Every line below that contains the word "expanded" must be copied.

Entries from a dataset of interfaces:
+ + + +

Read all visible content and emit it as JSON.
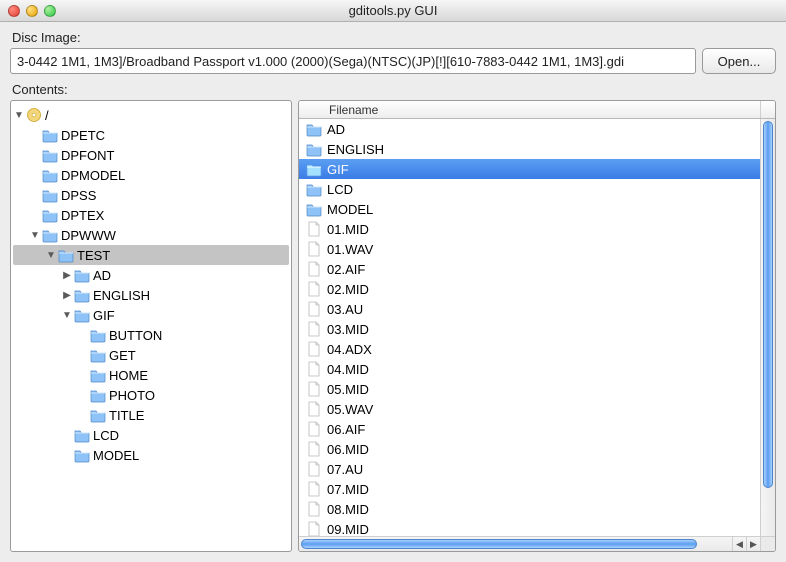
{
  "window": {
    "title": "gditools.py GUI"
  },
  "disc": {
    "label": "Disc Image:",
    "path": "3-0442 1M1, 1M3]/Broadband Passport v1.000 (2000)(Sega)(NTSC)(JP)[!][610-7883-0442 1M1, 1M3].gdi",
    "open_label": "Open..."
  },
  "contents": {
    "label": "Contents:"
  },
  "tree": {
    "root": {
      "label": "/",
      "icon": "disc-icon",
      "expanded": true,
      "children": [
        {
          "label": "DPETC",
          "icon": "folder-icon"
        },
        {
          "label": "DPFONT",
          "icon": "folder-icon"
        },
        {
          "label": "DPMODEL",
          "icon": "folder-icon"
        },
        {
          "label": "DPSS",
          "icon": "folder-icon"
        },
        {
          "label": "DPTEX",
          "icon": "folder-icon"
        },
        {
          "label": "DPWWW",
          "icon": "folder-icon",
          "expanded": true,
          "children": [
            {
              "label": "TEST",
              "icon": "folder-icon",
              "expanded": true,
              "selected": true,
              "children": [
                {
                  "label": "AD",
                  "icon": "folder-icon",
                  "hasChildren": true
                },
                {
                  "label": "ENGLISH",
                  "icon": "folder-icon",
                  "hasChildren": true
                },
                {
                  "label": "GIF",
                  "icon": "folder-icon",
                  "expanded": true,
                  "children": [
                    {
                      "label": "BUTTON",
                      "icon": "folder-icon"
                    },
                    {
                      "label": "GET",
                      "icon": "folder-icon"
                    },
                    {
                      "label": "HOME",
                      "icon": "folder-icon"
                    },
                    {
                      "label": "PHOTO",
                      "icon": "folder-icon"
                    },
                    {
                      "label": "TITLE",
                      "icon": "folder-icon"
                    }
                  ]
                },
                {
                  "label": "LCD",
                  "icon": "folder-icon"
                },
                {
                  "label": "MODEL",
                  "icon": "folder-icon"
                }
              ]
            }
          ]
        }
      ]
    }
  },
  "list": {
    "header": "Filename",
    "selected_index": 2,
    "items": [
      {
        "name": "AD",
        "type": "folder"
      },
      {
        "name": "ENGLISH",
        "type": "folder"
      },
      {
        "name": "GIF",
        "type": "folder"
      },
      {
        "name": "LCD",
        "type": "folder"
      },
      {
        "name": "MODEL",
        "type": "folder"
      },
      {
        "name": "01.MID",
        "type": "file"
      },
      {
        "name": "01.WAV",
        "type": "file"
      },
      {
        "name": "02.AIF",
        "type": "file"
      },
      {
        "name": "02.MID",
        "type": "file"
      },
      {
        "name": "03.AU",
        "type": "file"
      },
      {
        "name": "03.MID",
        "type": "file"
      },
      {
        "name": "04.ADX",
        "type": "file"
      },
      {
        "name": "04.MID",
        "type": "file"
      },
      {
        "name": "05.MID",
        "type": "file"
      },
      {
        "name": "05.WAV",
        "type": "file"
      },
      {
        "name": "06.AIF",
        "type": "file"
      },
      {
        "name": "06.MID",
        "type": "file"
      },
      {
        "name": "07.AU",
        "type": "file"
      },
      {
        "name": "07.MID",
        "type": "file"
      },
      {
        "name": "08.MID",
        "type": "file"
      },
      {
        "name": "09.MID",
        "type": "file"
      }
    ]
  }
}
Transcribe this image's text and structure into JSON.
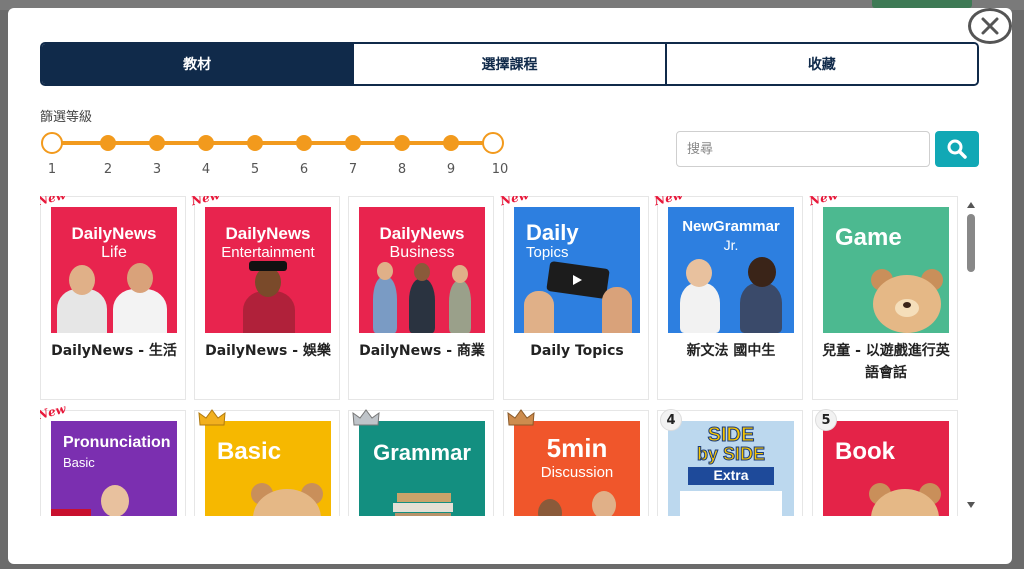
{
  "tabs": [
    {
      "label": "教材",
      "active": true
    },
    {
      "label": "選擇課程",
      "active": false
    },
    {
      "label": "收藏",
      "active": false
    }
  ],
  "filter": {
    "label": "篩選等級",
    "levels": [
      "1",
      "2",
      "3",
      "4",
      "5",
      "6",
      "7",
      "8",
      "9",
      "10"
    ],
    "range_min": 1,
    "range_max": 10
  },
  "search": {
    "placeholder": "搜尋",
    "value": ""
  },
  "badges": {
    "new": "New",
    "num4": "4",
    "num5": "5"
  },
  "covers": {
    "c1": [
      "DailyNews",
      "Life"
    ],
    "c2": [
      "DailyNews",
      "Entertainment"
    ],
    "c3": [
      "DailyNews",
      "Business"
    ],
    "c4": [
      "Daily",
      "Topics"
    ],
    "c5": [
      "NewGrammar",
      "Jr."
    ],
    "c6": [
      "Game"
    ],
    "c7": [
      "Pronunciation",
      "Basic"
    ],
    "c8": [
      "Basic"
    ],
    "c9": [
      "Grammar"
    ],
    "c10": [
      "5min",
      "Discussion"
    ],
    "c11": [
      "SIDE",
      "by SIDE",
      "Extra"
    ],
    "c12": [
      "Book"
    ]
  },
  "cards_row1": [
    {
      "name": "DailyNews - 生活",
      "color": "#e8244e"
    },
    {
      "name": "DailyNews - 娛樂",
      "color": "#e8244e"
    },
    {
      "name": "DailyNews - 商業",
      "color": "#e8244e"
    },
    {
      "name": "Daily Topics",
      "color": "#2d7fe0"
    },
    {
      "name": "新文法 國中生",
      "color": "#2d7fe0"
    },
    {
      "name": "兒童 - 以遊戲進行英語會話",
      "color": "#4cb990"
    }
  ],
  "cards_row2": [
    {
      "color": "#7b2fb0",
      "badge": "new"
    },
    {
      "color": "#f6b800",
      "badge": "gold-crown"
    },
    {
      "color": "#138f80",
      "badge": "silver-crown"
    },
    {
      "color": "#f0562b",
      "badge": "bronze-crown"
    },
    {
      "color": "#bcd8ee",
      "badge": "4"
    },
    {
      "color": "#e42348",
      "badge": "5"
    }
  ],
  "colors": {
    "navy": "#102a4a",
    "orange": "#f29a1d",
    "teal": "#11a8b5",
    "new_red": "#e8183a"
  }
}
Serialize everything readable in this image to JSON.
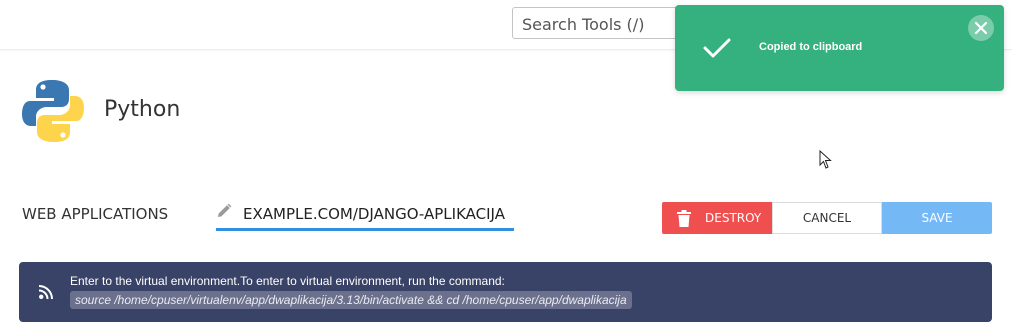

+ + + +

FINISHED TASK:
      "expanded": true,
          "expanded": true,
              "expanded": true,
                  "expanded": true,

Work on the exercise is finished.